#### ASSIGNED TASK
Report each line of the data below in which "ByLayer" appears.
□ □ □ □ □
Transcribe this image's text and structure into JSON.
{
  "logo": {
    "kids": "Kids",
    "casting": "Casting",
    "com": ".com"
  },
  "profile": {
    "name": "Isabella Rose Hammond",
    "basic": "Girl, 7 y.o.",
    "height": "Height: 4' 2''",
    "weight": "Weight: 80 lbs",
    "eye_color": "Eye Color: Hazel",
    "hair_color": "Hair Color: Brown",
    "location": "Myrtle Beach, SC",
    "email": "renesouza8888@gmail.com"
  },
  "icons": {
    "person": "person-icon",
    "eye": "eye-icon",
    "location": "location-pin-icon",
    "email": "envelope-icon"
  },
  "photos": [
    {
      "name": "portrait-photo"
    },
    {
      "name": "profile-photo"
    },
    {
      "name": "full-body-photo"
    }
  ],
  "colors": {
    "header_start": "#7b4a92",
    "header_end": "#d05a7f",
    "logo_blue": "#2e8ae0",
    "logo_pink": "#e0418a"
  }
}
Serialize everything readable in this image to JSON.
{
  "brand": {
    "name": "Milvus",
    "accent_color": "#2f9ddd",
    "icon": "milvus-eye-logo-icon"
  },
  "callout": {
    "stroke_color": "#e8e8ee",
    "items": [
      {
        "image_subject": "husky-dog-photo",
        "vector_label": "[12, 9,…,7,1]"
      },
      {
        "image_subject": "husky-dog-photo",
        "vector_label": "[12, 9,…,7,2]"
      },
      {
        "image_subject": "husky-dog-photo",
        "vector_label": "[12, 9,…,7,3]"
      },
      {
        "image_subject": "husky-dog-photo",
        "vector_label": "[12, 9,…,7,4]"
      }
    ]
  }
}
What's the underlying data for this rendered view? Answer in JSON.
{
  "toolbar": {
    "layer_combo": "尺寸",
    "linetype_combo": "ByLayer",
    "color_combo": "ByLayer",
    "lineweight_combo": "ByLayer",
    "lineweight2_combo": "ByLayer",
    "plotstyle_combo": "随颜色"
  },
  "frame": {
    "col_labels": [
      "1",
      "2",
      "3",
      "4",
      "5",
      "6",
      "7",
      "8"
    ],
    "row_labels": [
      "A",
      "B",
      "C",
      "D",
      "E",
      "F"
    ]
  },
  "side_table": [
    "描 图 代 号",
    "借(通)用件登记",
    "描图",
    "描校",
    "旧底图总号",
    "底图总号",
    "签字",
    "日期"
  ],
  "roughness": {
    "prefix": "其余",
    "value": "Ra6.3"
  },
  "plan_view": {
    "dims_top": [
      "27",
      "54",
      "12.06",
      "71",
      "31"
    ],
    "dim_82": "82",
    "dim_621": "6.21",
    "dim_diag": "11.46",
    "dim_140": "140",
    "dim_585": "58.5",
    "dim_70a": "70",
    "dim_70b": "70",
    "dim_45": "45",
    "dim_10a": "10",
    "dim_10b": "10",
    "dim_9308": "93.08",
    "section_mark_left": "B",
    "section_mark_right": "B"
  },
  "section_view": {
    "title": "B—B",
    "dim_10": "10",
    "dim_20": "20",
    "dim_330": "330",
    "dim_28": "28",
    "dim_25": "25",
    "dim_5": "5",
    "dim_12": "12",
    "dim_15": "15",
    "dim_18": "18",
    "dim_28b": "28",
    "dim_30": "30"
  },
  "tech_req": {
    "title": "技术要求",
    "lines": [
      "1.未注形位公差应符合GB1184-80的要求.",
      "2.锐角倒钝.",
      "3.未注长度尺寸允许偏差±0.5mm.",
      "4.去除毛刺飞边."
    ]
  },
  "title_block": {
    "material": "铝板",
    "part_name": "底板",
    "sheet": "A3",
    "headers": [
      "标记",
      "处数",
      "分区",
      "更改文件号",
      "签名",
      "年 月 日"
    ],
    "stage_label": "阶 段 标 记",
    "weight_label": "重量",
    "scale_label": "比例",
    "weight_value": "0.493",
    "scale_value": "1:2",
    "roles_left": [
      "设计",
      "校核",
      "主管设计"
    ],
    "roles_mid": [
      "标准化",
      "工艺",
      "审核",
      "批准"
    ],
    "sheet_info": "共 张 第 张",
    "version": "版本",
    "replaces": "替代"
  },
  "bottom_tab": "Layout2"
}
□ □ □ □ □
#### ANSWER FOR THE TASK
    "linetype_combo": "ByLayer",
    "color_combo": "ByLayer",
    "lineweight_combo": "ByLayer",
    "lineweight2_combo": "ByLayer",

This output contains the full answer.